The Cultural Defense
I am reading Alison Dundes Renteln’s book The Cultural Defense. The author is described as an anthropologist but writes decidedly like a lawyer: it always strikes me how “critical lawyers” are more radical relativists than any anthropologists. Renteln’s summaries of anthropologists and political philosophers are rather simplistic and, I think, often mistaken (she writes, for instance, that Kymlicka believes migrants have “no culture” and roundly dismisses “postmodern” anthropologists like Abu-Lughod for “writing against culture,” in which I think she is only partly right). Anyway, the book makes fascinating reading because of its numerous examples. I never thought that cultural arguments have successfully been used in courts since the 1970s, and resulted in the acquittal of killers in some cases that I think are unbelievable! The argument was invariably about tradition, treating the contemporary state of affairs — such as law — in the countries the migrants came from (Japan, China, Turkey) as immaterial to the argument.
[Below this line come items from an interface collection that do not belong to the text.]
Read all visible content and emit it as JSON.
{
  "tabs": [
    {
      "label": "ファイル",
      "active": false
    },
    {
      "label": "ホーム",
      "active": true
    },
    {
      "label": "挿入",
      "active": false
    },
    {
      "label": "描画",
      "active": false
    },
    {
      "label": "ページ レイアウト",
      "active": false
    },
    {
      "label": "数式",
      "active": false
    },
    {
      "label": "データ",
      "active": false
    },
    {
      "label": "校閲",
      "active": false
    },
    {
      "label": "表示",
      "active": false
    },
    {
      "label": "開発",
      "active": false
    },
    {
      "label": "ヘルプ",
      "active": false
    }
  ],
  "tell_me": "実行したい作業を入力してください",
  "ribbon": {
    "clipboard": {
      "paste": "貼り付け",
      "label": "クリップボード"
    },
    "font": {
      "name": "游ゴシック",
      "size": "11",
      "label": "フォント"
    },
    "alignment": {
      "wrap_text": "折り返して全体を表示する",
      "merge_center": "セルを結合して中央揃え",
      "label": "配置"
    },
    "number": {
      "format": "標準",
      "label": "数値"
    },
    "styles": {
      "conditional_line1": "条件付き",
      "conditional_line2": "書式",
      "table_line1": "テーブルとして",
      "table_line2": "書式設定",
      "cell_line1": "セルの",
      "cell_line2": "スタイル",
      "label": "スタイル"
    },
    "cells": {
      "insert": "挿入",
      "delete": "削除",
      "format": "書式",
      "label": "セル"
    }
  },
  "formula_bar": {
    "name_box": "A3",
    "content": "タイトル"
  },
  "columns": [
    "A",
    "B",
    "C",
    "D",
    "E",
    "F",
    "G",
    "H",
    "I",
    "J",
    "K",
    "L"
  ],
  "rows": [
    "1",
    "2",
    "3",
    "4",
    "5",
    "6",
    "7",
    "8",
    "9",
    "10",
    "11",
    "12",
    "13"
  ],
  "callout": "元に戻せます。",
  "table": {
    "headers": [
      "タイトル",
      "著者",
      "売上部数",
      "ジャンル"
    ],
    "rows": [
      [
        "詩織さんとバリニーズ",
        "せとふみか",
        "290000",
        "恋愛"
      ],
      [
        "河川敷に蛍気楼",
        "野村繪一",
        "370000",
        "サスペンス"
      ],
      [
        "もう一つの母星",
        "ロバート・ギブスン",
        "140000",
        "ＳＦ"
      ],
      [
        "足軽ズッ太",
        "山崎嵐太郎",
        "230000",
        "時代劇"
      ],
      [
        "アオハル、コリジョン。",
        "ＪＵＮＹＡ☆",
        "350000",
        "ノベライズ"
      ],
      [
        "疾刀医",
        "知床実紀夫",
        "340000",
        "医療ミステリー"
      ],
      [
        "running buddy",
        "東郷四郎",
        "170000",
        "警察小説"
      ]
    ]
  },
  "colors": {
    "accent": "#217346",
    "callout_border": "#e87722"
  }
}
One particularly interesting point is that American courts have, in the past, ruled insanity in cases where they really meant, obviously, that the defendant had been in a state of mind where she sort of relapsed into a cultural tradition and ceased being a modern person.